[TASK STATEMENT] Search the data below for the word "section" and copy each line that holds it.

○ ○ ○

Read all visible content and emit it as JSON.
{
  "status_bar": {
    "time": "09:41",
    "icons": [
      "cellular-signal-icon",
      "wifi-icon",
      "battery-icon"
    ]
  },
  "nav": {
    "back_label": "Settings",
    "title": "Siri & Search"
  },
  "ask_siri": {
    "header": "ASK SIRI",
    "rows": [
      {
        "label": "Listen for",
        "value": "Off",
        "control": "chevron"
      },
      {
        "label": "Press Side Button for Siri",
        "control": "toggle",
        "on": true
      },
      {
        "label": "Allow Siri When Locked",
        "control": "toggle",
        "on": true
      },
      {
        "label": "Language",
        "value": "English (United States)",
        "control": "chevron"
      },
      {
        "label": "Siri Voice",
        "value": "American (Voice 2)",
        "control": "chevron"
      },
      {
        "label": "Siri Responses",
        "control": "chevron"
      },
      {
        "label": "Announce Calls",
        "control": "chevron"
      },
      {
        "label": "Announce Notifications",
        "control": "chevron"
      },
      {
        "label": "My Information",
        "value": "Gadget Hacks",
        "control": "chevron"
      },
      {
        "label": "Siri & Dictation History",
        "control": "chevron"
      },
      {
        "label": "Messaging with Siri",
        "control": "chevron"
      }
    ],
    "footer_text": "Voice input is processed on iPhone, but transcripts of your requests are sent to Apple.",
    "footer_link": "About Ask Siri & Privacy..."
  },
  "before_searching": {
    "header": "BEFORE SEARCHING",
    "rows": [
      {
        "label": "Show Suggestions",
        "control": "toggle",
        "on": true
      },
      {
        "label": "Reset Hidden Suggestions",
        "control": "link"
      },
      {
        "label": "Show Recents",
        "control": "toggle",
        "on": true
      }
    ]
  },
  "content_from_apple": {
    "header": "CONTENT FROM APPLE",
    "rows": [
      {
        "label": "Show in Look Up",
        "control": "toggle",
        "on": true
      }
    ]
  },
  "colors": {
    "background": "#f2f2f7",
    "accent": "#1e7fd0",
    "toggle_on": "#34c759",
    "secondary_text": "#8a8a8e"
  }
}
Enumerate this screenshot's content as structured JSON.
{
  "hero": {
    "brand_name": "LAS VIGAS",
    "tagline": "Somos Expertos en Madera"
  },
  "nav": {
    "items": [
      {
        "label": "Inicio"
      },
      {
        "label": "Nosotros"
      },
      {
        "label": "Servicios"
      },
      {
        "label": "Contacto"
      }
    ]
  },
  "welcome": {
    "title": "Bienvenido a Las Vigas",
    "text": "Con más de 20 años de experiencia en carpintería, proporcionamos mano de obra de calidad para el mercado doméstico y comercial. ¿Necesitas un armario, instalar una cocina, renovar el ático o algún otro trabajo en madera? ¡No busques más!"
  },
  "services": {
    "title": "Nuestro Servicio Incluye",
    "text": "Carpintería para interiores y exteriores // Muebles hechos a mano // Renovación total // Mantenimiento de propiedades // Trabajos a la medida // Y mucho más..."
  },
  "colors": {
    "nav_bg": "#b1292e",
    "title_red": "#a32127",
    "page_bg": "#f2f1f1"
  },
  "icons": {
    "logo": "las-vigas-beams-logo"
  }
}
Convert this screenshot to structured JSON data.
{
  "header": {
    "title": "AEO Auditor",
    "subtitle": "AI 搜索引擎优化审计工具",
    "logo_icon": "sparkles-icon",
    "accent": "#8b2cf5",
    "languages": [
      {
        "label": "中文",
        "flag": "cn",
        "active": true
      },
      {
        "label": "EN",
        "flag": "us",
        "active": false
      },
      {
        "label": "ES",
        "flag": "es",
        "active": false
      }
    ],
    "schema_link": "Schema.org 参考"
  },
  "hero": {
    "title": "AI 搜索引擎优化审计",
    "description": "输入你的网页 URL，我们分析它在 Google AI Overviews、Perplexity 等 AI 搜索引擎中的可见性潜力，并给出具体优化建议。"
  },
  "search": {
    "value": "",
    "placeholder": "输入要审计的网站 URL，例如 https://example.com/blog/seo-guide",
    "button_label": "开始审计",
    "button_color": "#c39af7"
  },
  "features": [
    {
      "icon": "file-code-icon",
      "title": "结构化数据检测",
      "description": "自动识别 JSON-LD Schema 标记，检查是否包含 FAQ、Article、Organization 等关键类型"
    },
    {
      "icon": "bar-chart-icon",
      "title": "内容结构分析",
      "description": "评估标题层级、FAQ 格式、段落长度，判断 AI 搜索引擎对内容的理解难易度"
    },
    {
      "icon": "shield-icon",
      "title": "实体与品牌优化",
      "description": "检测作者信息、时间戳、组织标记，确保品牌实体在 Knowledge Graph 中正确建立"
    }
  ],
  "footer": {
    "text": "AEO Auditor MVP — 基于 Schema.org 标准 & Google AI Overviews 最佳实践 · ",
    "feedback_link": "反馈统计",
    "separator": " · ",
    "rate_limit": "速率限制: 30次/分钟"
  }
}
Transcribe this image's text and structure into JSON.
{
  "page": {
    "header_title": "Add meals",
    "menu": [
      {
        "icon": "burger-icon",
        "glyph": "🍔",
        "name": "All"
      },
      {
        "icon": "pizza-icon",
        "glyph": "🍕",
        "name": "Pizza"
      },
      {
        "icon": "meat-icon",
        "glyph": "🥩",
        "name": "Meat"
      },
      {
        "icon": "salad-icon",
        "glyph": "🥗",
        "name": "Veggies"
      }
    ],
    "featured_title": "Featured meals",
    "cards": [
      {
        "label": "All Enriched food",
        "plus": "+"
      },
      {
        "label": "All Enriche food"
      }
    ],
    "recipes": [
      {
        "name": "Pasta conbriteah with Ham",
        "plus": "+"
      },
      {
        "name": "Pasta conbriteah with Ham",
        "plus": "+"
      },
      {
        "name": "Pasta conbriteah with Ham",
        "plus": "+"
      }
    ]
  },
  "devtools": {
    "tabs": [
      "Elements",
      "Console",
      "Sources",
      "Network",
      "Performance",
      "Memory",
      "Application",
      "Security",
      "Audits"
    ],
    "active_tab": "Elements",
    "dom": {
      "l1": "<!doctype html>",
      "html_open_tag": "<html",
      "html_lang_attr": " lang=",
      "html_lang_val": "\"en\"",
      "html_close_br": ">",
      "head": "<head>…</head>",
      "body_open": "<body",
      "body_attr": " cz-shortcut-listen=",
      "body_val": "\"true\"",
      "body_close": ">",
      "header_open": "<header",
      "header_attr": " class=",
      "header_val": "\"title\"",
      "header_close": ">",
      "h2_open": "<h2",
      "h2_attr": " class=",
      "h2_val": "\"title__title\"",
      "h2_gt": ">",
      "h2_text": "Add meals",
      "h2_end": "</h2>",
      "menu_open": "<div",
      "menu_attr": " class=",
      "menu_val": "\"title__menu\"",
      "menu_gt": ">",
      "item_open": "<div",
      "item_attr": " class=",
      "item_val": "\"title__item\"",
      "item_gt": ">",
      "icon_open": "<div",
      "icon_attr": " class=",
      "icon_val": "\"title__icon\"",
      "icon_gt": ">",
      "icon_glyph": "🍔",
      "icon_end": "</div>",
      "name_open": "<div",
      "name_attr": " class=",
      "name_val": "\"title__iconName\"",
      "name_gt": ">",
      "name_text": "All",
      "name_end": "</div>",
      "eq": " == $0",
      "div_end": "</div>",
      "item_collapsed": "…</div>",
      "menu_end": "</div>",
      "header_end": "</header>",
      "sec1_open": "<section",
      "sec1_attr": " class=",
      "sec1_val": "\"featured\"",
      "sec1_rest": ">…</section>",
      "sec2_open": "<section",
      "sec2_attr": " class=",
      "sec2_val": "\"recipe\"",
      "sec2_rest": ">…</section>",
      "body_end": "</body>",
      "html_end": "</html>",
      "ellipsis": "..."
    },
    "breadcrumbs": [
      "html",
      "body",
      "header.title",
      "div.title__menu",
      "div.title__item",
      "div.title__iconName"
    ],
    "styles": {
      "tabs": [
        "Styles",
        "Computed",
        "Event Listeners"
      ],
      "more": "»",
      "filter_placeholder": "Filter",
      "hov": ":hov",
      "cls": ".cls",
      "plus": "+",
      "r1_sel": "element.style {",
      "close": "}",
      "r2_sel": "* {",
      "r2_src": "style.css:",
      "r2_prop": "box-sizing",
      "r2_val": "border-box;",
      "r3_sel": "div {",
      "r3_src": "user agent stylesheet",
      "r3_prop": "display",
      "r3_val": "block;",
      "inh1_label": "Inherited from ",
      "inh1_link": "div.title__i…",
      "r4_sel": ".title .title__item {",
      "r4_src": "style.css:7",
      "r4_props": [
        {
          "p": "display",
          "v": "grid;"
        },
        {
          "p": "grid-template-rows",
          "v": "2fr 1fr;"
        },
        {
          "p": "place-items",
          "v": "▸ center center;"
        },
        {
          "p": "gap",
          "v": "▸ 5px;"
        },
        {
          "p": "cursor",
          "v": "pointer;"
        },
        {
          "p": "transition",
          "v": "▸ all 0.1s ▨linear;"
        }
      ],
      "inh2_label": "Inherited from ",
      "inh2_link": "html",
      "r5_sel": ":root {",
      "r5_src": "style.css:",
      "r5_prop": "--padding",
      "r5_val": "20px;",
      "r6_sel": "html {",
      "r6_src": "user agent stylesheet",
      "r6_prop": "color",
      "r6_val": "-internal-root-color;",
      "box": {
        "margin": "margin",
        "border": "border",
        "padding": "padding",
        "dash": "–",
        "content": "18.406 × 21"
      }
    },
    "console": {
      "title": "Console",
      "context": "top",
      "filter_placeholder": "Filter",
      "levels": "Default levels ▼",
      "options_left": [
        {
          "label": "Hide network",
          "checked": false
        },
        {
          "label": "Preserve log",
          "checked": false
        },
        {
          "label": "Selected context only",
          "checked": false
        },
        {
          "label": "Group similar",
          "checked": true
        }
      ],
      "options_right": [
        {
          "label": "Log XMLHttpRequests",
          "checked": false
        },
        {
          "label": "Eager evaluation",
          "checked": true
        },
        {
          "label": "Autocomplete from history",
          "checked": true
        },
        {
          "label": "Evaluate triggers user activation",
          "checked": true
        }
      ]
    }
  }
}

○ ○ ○

[ANSWER BELOW]
      "sec1_open": "<section",
      "sec1_rest": ">…</section>",
      "sec2_open": "<section",
      "sec2_rest": ">…</section>",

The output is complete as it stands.